BLOOMINGTON, Ind. (AP) — A Bloomington group opposed to single-use plastic bags is seeking more environmentally friendly solutions, including a possible ban on their use.
The group, which doesn’t have a name yet, hopes to eventually propose greener options to the Bloomington City Council.
Center for Sustainable Living board member Jeanne Leimkuhler told The Herald-Times that about 140 municipalities across the U.S. have imposed limits on plastic bags, including about 90 in California. The ordinances include measures that charge for each plastic or paper bag, ban their use altogether or offer credits to customers who supply their own reusable bags.
“It feels like there’s momentum with this. If Los Angeles can do this, Bloomington can do this,” Leimkuhler told a group discussing the issue recently.
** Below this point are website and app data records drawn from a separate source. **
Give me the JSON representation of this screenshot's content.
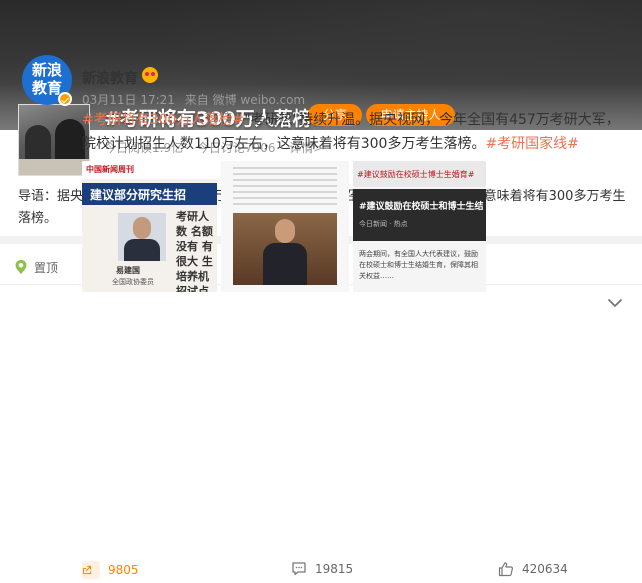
{
  "topic": {
    "title": "#考研将有300万人落榜#",
    "share_label": "分享",
    "host_label": "申请主持人",
    "reads": "今日阅读1.9亿",
    "discussions": "今日讨论7906",
    "details_label": "详情>",
    "intro": "导语：据央视网，今年全国有457万考研大军，院校计划招生人数110万左右，这意味着将有300多万考生落榜。"
  },
  "feed": {
    "pin_label": "置顶",
    "author": {
      "name": "新浪教育",
      "avatar_line1": "新浪",
      "avatar_line2": "教育"
    },
    "time": "03月11日 17:21",
    "source": "来自 微博 weibo.com",
    "text": {
      "hashtag1": "#考研将有300万人落榜#",
      "body": "\"考研热\"持续升温。据央视网，今年全国有457万考研大军，院校计划招生人数110万左右，这意味着将有300多万考生落榜。",
      "hashtag2": "#考研国家线#"
    },
    "images": {
      "img1": {
        "logo": "中国新闻周刊",
        "band": "建议部分研究生招",
        "name": "易建国",
        "role": "全国政协委员",
        "column": "考研人数 名额没有 有很大 生培养机 招试点 生计划"
      },
      "img2": {},
      "img3": {
        "top": "#建议鼓励在校硕士博士生婚育#",
        "dark": "#建议鼓励在校硕士和博士生结",
        "sub": "今日新闻 · 热点",
        "body": "两会期间，有全国人大代表建议，鼓励在校硕士和博士生结婚生育，保障其相关权益……"
      }
    },
    "actions": {
      "forward_count": "9805",
      "comment_count": "19815",
      "like_count": "420634"
    }
  },
  "colors": {
    "accent_orange": "#ff8200",
    "hashtag": "#eb7350",
    "avatar_blue": "#1d6fd1"
  }
}
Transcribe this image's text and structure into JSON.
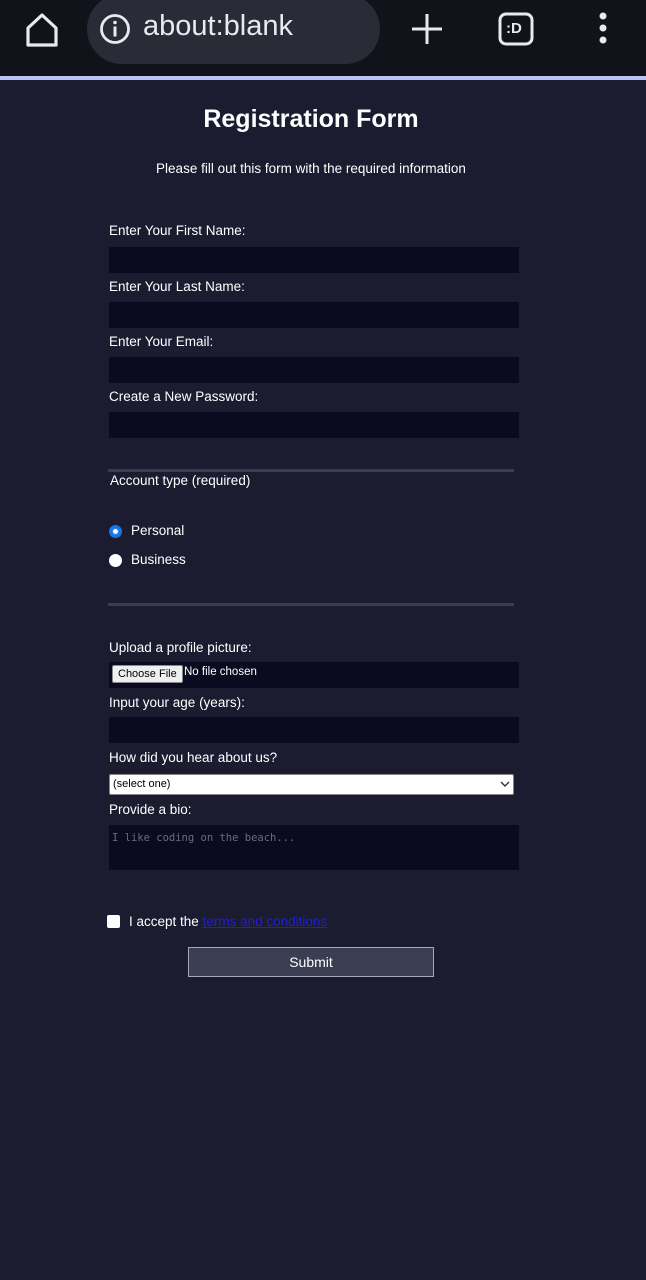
{
  "browser": {
    "url": "about:blank",
    "tabs_icon_text": ":D"
  },
  "form": {
    "title": "Registration Form",
    "subtitle": "Please fill out this form with the required information",
    "first_name_label": "Enter Your First Name:",
    "last_name_label": "Enter Your Last Name:",
    "email_label": "Enter Your Email:",
    "password_label": "Create a New Password:",
    "account_type_legend": "Account type (required)",
    "radio_options": [
      "Personal",
      "Business"
    ],
    "selected_radio": "Personal",
    "upload_label": "Upload a profile picture:",
    "file_button": "Choose File",
    "file_status": "No file chosen",
    "age_label": "Input your age (years):",
    "referral_label": "How did you hear about us?",
    "referral_selected": "(select one)",
    "bio_label": "Provide a bio:",
    "bio_placeholder": "I like coding on the beach...",
    "accept_text": "I accept the",
    "terms_link": "terms and conditions",
    "submit_label": "Submit"
  },
  "colors": {
    "background": "#1b1c30",
    "input_bg": "#0b0b20",
    "radio_accent": "#1a73e8",
    "link": "#1f1ed6"
  }
}
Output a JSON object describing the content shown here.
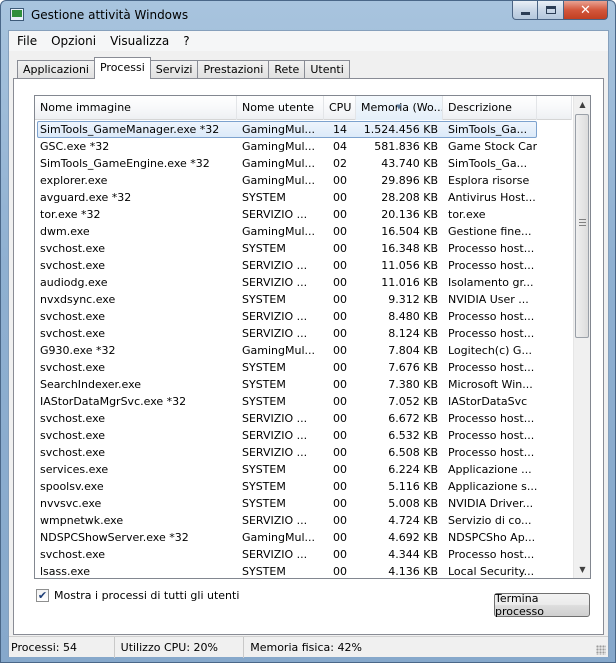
{
  "window": {
    "title": "Gestione attività Windows"
  },
  "menu": [
    "File",
    "Opzioni",
    "Visualizza",
    "?"
  ],
  "tabs": [
    {
      "label": "Applicazioni",
      "active": false
    },
    {
      "label": "Processi",
      "active": true
    },
    {
      "label": "Servizi",
      "active": false
    },
    {
      "label": "Prestazioni",
      "active": false
    },
    {
      "label": "Rete",
      "active": false
    },
    {
      "label": "Utenti",
      "active": false
    }
  ],
  "columns": {
    "name": "Nome immagine",
    "user": "Nome utente",
    "cpu": "CPU",
    "memory": "Memoria (Wo...",
    "description": "Descrizione"
  },
  "sorted_column": "memory",
  "processes": [
    {
      "name": "SimTools_GameManager.exe *32",
      "user": "GamingMul...",
      "cpu": "14",
      "memory": "1.524.456 KB",
      "desc": "SimTools_Ga...",
      "selected": true
    },
    {
      "name": "GSC.exe *32",
      "user": "GamingMul...",
      "cpu": "04",
      "memory": "581.836 KB",
      "desc": "Game Stock Car"
    },
    {
      "name": "SimTools_GameEngine.exe *32",
      "user": "GamingMul...",
      "cpu": "02",
      "memory": "43.740 KB",
      "desc": "SimTools_Ga..."
    },
    {
      "name": "explorer.exe",
      "user": "GamingMul...",
      "cpu": "00",
      "memory": "29.896 KB",
      "desc": "Esplora risorse"
    },
    {
      "name": "avguard.exe *32",
      "user": "SYSTEM",
      "cpu": "00",
      "memory": "28.208 KB",
      "desc": "Antivirus Host..."
    },
    {
      "name": "tor.exe *32",
      "user": "SERVIZIO ...",
      "cpu": "00",
      "memory": "20.136 KB",
      "desc": "tor.exe"
    },
    {
      "name": "dwm.exe",
      "user": "GamingMul...",
      "cpu": "00",
      "memory": "16.504 KB",
      "desc": "Gestione fine..."
    },
    {
      "name": "svchost.exe",
      "user": "SYSTEM",
      "cpu": "00",
      "memory": "16.348 KB",
      "desc": "Processo host..."
    },
    {
      "name": "svchost.exe",
      "user": "SERVIZIO ...",
      "cpu": "00",
      "memory": "11.056 KB",
      "desc": "Processo host..."
    },
    {
      "name": "audiodg.exe",
      "user": "SERVIZIO ...",
      "cpu": "00",
      "memory": "11.016 KB",
      "desc": "Isolamento gr..."
    },
    {
      "name": "nvxdsync.exe",
      "user": "SYSTEM",
      "cpu": "00",
      "memory": "9.312 KB",
      "desc": "NVIDIA User ..."
    },
    {
      "name": "svchost.exe",
      "user": "SERVIZIO ...",
      "cpu": "00",
      "memory": "8.480 KB",
      "desc": "Processo host..."
    },
    {
      "name": "svchost.exe",
      "user": "SERVIZIO ...",
      "cpu": "00",
      "memory": "8.124 KB",
      "desc": "Processo host..."
    },
    {
      "name": "G930.exe *32",
      "user": "GamingMul...",
      "cpu": "00",
      "memory": "7.804 KB",
      "desc": "Logitech(c) G..."
    },
    {
      "name": "svchost.exe",
      "user": "SYSTEM",
      "cpu": "00",
      "memory": "7.676 KB",
      "desc": "Processo host..."
    },
    {
      "name": "SearchIndexer.exe",
      "user": "SYSTEM",
      "cpu": "00",
      "memory": "7.380 KB",
      "desc": "Microsoft Win..."
    },
    {
      "name": "IAStorDataMgrSvc.exe *32",
      "user": "SYSTEM",
      "cpu": "00",
      "memory": "7.052 KB",
      "desc": "IAStorDataSvc"
    },
    {
      "name": "svchost.exe",
      "user": "SERVIZIO ...",
      "cpu": "00",
      "memory": "6.672 KB",
      "desc": "Processo host..."
    },
    {
      "name": "svchost.exe",
      "user": "SERVIZIO ...",
      "cpu": "00",
      "memory": "6.532 KB",
      "desc": "Processo host..."
    },
    {
      "name": "svchost.exe",
      "user": "SERVIZIO ...",
      "cpu": "00",
      "memory": "6.508 KB",
      "desc": "Processo host..."
    },
    {
      "name": "services.exe",
      "user": "SYSTEM",
      "cpu": "00",
      "memory": "6.224 KB",
      "desc": "Applicazione ..."
    },
    {
      "name": "spoolsv.exe",
      "user": "SYSTEM",
      "cpu": "00",
      "memory": "5.116 KB",
      "desc": "Applicazione s..."
    },
    {
      "name": "nvvsvc.exe",
      "user": "SYSTEM",
      "cpu": "00",
      "memory": "5.008 KB",
      "desc": "NVIDIA Driver..."
    },
    {
      "name": "wmpnetwk.exe",
      "user": "SERVIZIO ...",
      "cpu": "00",
      "memory": "4.724 KB",
      "desc": "Servizio di co..."
    },
    {
      "name": "NDSPCShowServer.exe *32",
      "user": "GamingMul...",
      "cpu": "00",
      "memory": "4.692 KB",
      "desc": "NDSPCSho Ap..."
    },
    {
      "name": "svchost.exe",
      "user": "SERVIZIO ...",
      "cpu": "00",
      "memory": "4.344 KB",
      "desc": "Processo host..."
    },
    {
      "name": "lsass.exe",
      "user": "SYSTEM",
      "cpu": "00",
      "memory": "4.136 KB",
      "desc": "Local Security..."
    }
  ],
  "show_all_users": {
    "label": "Mostra i processi di tutti gli utenti",
    "checked": true
  },
  "end_process_label": "Termina processo",
  "status": {
    "processes": "Processi: 54",
    "cpu": "Utilizzo CPU: 20%",
    "memory": "Memoria fisica: 42%"
  }
}
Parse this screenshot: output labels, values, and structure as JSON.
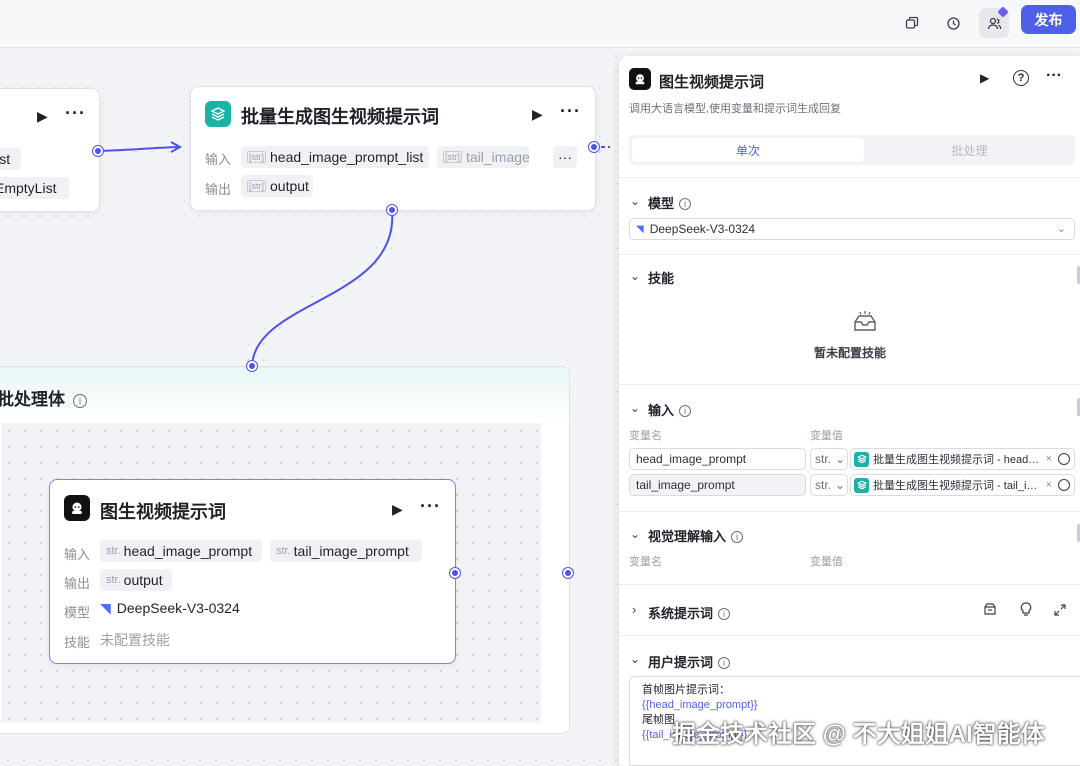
{
  "toolbar": {
    "publish_label": "发布",
    "icons": [
      "copy-icon",
      "history-icon",
      "team-icon"
    ],
    "accent": "#4f5fe8"
  },
  "canvas": {
    "left_node": {
      "tags": [
        "list",
        "EmptyList"
      ]
    },
    "batch_node": {
      "title": "批量生成图生视频提示词",
      "input_label": "输入",
      "output_label": "输出",
      "type_prefix": "[str]",
      "inputs": [
        "head_image_prompt_list",
        "tail_image_prompt_list"
      ],
      "output": "output"
    },
    "group": {
      "title": "批处理体"
    },
    "llm_node": {
      "title": "图生视频提示词",
      "input_label": "输入",
      "output_label": "输出",
      "model_label": "模型",
      "skill_label": "技能",
      "type_prefix": "str.",
      "inputs": [
        "head_image_prompt",
        "tail_image_prompt"
      ],
      "output": "output",
      "model": "DeepSeek-V3-0324",
      "skill": "未配置技能"
    }
  },
  "panel": {
    "title": "图生视频提示词",
    "subtitle": "调用大语言模型,使用变量和提示词生成回复",
    "tabs": [
      "单次",
      "批处理"
    ],
    "model_section": {
      "title": "模型",
      "selected": "DeepSeek-V3-0324"
    },
    "skills_section": {
      "title": "技能",
      "empty_text": "暂未配置技能"
    },
    "input_section": {
      "title": "输入",
      "col_name": "变量名",
      "col_value": "变量值",
      "rows": [
        {
          "name": "head_image_prompt",
          "type": "str.",
          "value": "批量生成图生视频提示词 - head…"
        },
        {
          "name": "tail_image_prompt",
          "type": "str.",
          "value": "批量生成图生视频提示词 - tail_i…"
        }
      ]
    },
    "vision_section": {
      "title": "视觉理解输入",
      "col_name": "变量名",
      "col_value": "变量值"
    },
    "system_prompt_section": {
      "title": "系统提示词"
    },
    "user_prompt_section": {
      "title": "用户提示词",
      "lines": [
        "首帧图片提示词：",
        "{{head_image_prompt}}",
        "尾帧图",
        "{{tail_image_prompt}}"
      ]
    }
  },
  "watermark": "掘金技术社区 @ 不大姐姐AI智能体"
}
The U.S. Environmental Protection Agency reports that 32 million tons of plastic waste were generated in 2012.
City ordinances that require stores to charge 5 to 10 cents a bag funnel those funds toward environmental programs, Leimkuhler said.
Proponents of an ordinance say Bloomington would be a good place to start educating people and making it inconvenient to use plastic bags.
“This might really shift the culture of Bloomington,” said Amy Countryman, who has seen the plastic bags and trash that litter the beaches of Belize.
But some expressed concern that an ordinance wouldn’t go over well in a city still stinging from criticism over downtown parking meters that were installed last August.
City sustainability coordinator Jacqui Bauer urged those gathered to consider creative options and to keep an open mind.
The group also is considering conducting a survey this summer to study the issue.